> WHAT YOU NEED TO DO: Go line by line through the entries and show those that hold the string "Microsoft".

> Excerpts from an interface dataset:
Segment Open

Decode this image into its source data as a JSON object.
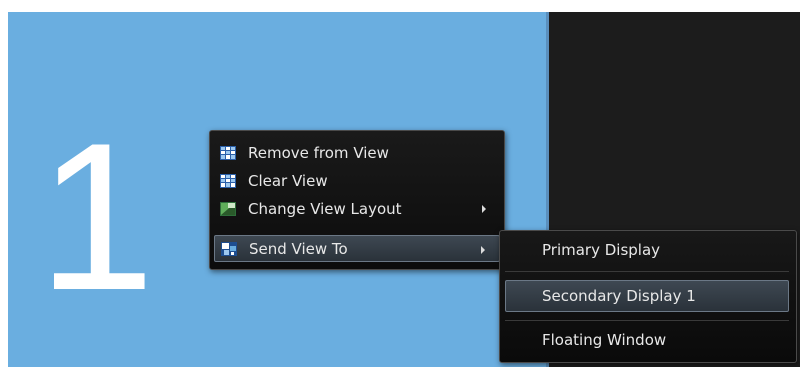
{
  "view": {
    "number": "1"
  },
  "context_menu": {
    "items": [
      {
        "label": "Remove from View",
        "icon": "remove-from-view-icon"
      },
      {
        "label": "Clear View",
        "icon": "clear-view-icon"
      },
      {
        "label": "Change View Layout",
        "icon": "change-layout-icon",
        "has_submenu": true
      },
      {
        "label": "Send View To",
        "icon": "send-view-icon",
        "has_submenu": true,
        "active": true
      }
    ]
  },
  "submenu": {
    "items": [
      {
        "label": "Primary Display"
      },
      {
        "label": "Secondary Display 1",
        "active": true
      },
      {
        "label": "Floating Window"
      }
    ]
  },
  "colors": {
    "view_background": "#6aaee0",
    "dark_pane": "#1c1c1c",
    "menu_background": "#121212",
    "highlight": "#3a444e"
  }
}
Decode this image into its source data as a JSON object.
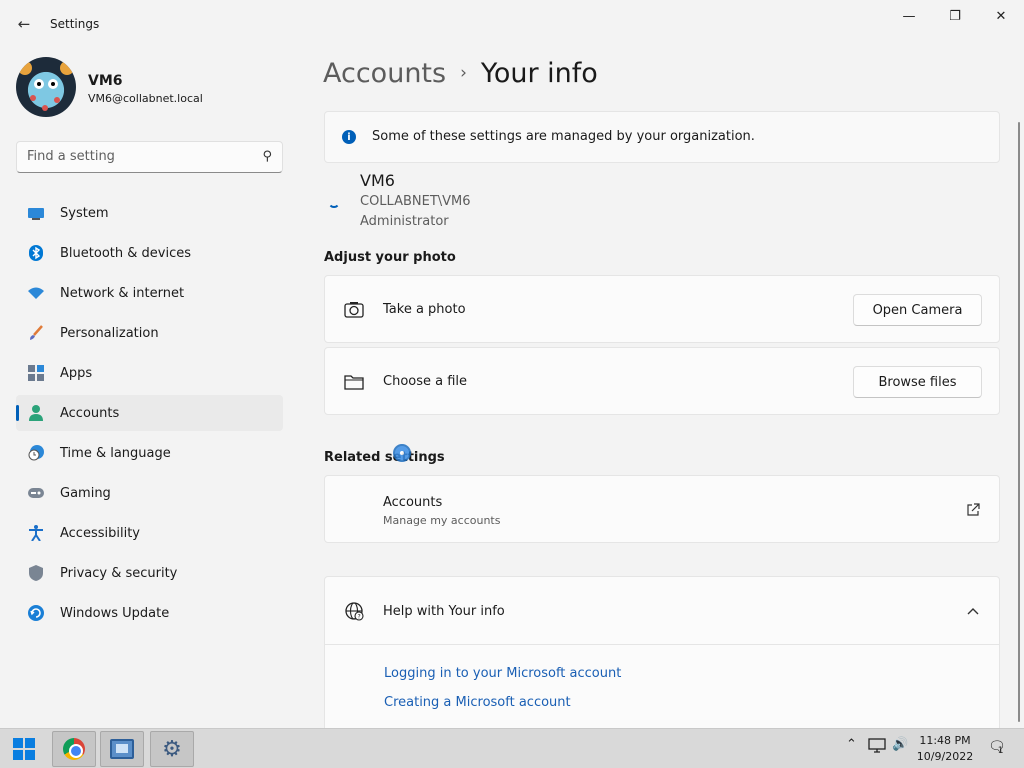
{
  "window": {
    "title": "Settings"
  },
  "profile": {
    "name": "VM6",
    "email": "VM6@collabnet.local"
  },
  "search": {
    "placeholder": "Find a setting",
    "value": ""
  },
  "sidebar": {
    "items": [
      {
        "label": "System",
        "icon": "monitor-icon",
        "active": false
      },
      {
        "label": "Bluetooth & devices",
        "icon": "bluetooth-icon",
        "active": false
      },
      {
        "label": "Network & internet",
        "icon": "wifi-icon",
        "active": false
      },
      {
        "label": "Personalization",
        "icon": "brush-icon",
        "active": false
      },
      {
        "label": "Apps",
        "icon": "apps-icon",
        "active": false
      },
      {
        "label": "Accounts",
        "icon": "person-icon",
        "active": true
      },
      {
        "label": "Time & language",
        "icon": "clock-globe-icon",
        "active": false
      },
      {
        "label": "Gaming",
        "icon": "gamepad-icon",
        "active": false
      },
      {
        "label": "Accessibility",
        "icon": "accessibility-icon",
        "active": false
      },
      {
        "label": "Privacy & security",
        "icon": "shield-icon",
        "active": false
      },
      {
        "label": "Windows Update",
        "icon": "update-icon",
        "active": false
      }
    ]
  },
  "breadcrumb": {
    "parent": "Accounts",
    "separator": "›",
    "current": "Your info"
  },
  "infobar": {
    "text": "Some of these settings are managed by your organization."
  },
  "user": {
    "name": "VM6",
    "domain": "COLLABNET\\VM6",
    "role": "Administrator"
  },
  "photo_section": {
    "title": "Adjust your photo",
    "take_photo": {
      "label": "Take a photo",
      "button": "Open Camera"
    },
    "choose_file": {
      "label": "Choose a file",
      "button": "Browse files"
    }
  },
  "related": {
    "title": "Related settings",
    "accounts": {
      "label": "Accounts",
      "sub": "Manage my accounts"
    }
  },
  "help": {
    "title": "Help with Your info",
    "links": [
      "Logging in to your Microsoft account",
      "Creating a Microsoft account"
    ]
  },
  "taskbar": {
    "time": "11:48 PM",
    "date": "10/9/2022",
    "notification_count": "1"
  },
  "colors": {
    "accent": "#005fb8",
    "link": "#1a5fb4",
    "background": "#f3f3f3"
  }
}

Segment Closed

> WORKED SOLUTION:
      "Logging in to your Microsoft account",
      "Creating a Microsoft account"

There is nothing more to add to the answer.